> Exercise instructions: Print the entries below again exactly as they stand, but skip any picture.

> Records to use:
┄┄┄┄┄┄┄┄┄┄┄┄┄┄┄┄┄┄┄┄
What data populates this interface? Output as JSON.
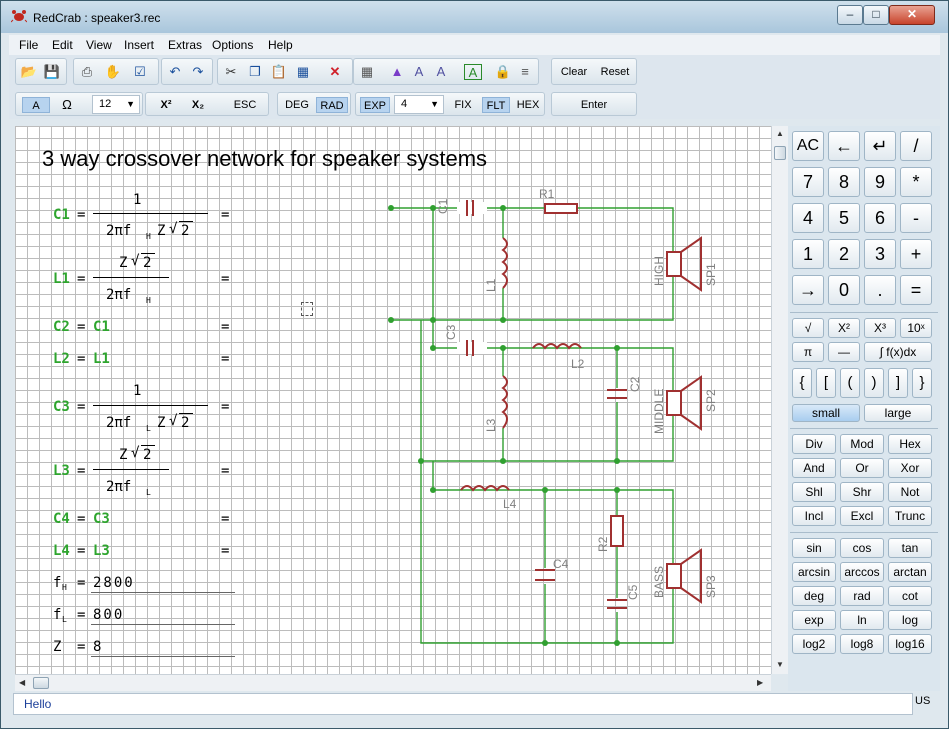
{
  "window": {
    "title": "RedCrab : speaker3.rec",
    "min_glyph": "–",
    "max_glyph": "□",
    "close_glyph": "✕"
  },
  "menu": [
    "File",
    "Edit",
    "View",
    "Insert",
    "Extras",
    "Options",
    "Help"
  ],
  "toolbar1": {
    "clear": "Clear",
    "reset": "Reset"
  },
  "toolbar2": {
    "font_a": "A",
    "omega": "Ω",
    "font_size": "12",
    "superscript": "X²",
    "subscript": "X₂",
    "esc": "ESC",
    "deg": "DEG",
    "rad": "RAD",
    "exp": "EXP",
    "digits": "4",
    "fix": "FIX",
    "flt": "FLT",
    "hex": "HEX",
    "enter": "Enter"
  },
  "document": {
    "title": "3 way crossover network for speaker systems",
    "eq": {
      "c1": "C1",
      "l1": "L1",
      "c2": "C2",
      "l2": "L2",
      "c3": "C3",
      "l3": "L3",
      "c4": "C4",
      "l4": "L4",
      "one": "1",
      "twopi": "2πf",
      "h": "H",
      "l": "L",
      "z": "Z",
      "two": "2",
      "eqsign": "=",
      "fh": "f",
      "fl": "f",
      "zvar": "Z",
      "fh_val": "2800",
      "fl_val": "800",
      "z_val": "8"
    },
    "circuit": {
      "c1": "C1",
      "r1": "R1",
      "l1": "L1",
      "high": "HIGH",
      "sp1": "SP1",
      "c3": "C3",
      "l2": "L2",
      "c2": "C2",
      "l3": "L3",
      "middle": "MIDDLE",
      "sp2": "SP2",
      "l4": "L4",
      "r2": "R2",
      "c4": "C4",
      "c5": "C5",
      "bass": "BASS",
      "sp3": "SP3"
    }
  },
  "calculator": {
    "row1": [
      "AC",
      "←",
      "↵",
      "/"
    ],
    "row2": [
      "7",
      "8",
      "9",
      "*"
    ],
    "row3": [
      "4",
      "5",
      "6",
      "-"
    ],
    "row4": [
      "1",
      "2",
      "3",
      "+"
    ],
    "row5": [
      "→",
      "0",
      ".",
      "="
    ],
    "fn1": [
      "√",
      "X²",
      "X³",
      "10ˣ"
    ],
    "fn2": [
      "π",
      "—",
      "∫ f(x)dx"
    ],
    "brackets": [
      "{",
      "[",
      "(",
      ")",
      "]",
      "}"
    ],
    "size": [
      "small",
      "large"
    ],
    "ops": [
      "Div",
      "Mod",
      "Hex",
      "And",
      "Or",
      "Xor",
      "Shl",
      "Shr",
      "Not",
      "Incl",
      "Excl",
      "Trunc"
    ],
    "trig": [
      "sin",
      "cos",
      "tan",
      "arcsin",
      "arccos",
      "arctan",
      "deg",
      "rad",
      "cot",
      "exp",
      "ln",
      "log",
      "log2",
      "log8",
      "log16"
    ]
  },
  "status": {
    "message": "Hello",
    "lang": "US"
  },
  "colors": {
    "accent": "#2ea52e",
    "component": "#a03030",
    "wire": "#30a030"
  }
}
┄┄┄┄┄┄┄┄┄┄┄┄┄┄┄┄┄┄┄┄
> Response to the exercise:
What data populates this interface? Output as JSON.
{
  "window": {
    "title": "RedCrab : speaker3.rec",
    "min_glyph": "–",
    "max_glyph": "□",
    "close_glyph": "✕"
  },
  "menu": [
    "File",
    "Edit",
    "View",
    "Insert",
    "Extras",
    "Options",
    "Help"
  ],
  "toolbar1": {
    "clear": "Clear",
    "reset": "Reset"
  },
  "toolbar2": {
    "font_a": "A",
    "omega": "Ω",
    "font_size": "12",
    "superscript": "X²",
    "subscript": "X₂",
    "esc": "ESC",
    "deg": "DEG",
    "rad": "RAD",
    "exp": "EXP",
    "digits": "4",
    "fix": "FIX",
    "flt": "FLT",
    "hex": "HEX",
    "enter": "Enter"
  },
  "document": {
    "title": "3 way crossover network for speaker systems",
    "eq": {
      "c1": "C1",
      "l1": "L1",
      "c2": "C2",
      "l2": "L2",
      "c3": "C3",
      "l3": "L3",
      "c4": "C4",
      "l4": "L4",
      "one": "1",
      "twopi": "2πf",
      "h": "H",
      "l": "L",
      "z": "Z",
      "two": "2",
      "eqsign": "=",
      "fh": "f",
      "fl": "f",
      "zvar": "Z",
      "fh_val": "2800",
      "fl_val": "800",
      "z_val": "8"
    },
    "circuit": {
      "c1": "C1",
      "r1": "R1",
      "l1": "L1",
      "high": "HIGH",
      "sp1": "SP1",
      "c3": "C3",
      "l2": "L2",
      "c2": "C2",
      "l3": "L3",
      "middle": "MIDDLE",
      "sp2": "SP2",
      "l4": "L4",
      "r2": "R2",
      "c4": "C4",
      "c5": "C5",
      "bass": "BASS",
      "sp3": "SP3"
    }
  },
  "calculator": {
    "row1": [
      "AC",
      "←",
      "↵",
      "/"
    ],
    "row2": [
      "7",
      "8",
      "9",
      "*"
    ],
    "row3": [
      "4",
      "5",
      "6",
      "-"
    ],
    "row4": [
      "1",
      "2",
      "3",
      "+"
    ],
    "row5": [
      "→",
      "0",
      ".",
      "="
    ],
    "fn1": [
      "√",
      "X²",
      "X³",
      "10ˣ"
    ],
    "fn2": [
      "π",
      "—",
      "∫ f(x)dx"
    ],
    "brackets": [
      "{",
      "[",
      "(",
      ")",
      "]",
      "}"
    ],
    "size": [
      "small",
      "large"
    ],
    "ops": [
      "Div",
      "Mod",
      "Hex",
      "And",
      "Or",
      "Xor",
      "Shl",
      "Shr",
      "Not",
      "Incl",
      "Excl",
      "Trunc"
    ],
    "trig": [
      "sin",
      "cos",
      "tan",
      "arcsin",
      "arccos",
      "arctan",
      "deg",
      "rad",
      "cot",
      "exp",
      "ln",
      "log",
      "log2",
      "log8",
      "log16"
    ]
  },
  "status": {
    "message": "Hello",
    "lang": "US"
  },
  "colors": {
    "accent": "#2ea52e",
    "component": "#a03030",
    "wire": "#30a030"
  }
}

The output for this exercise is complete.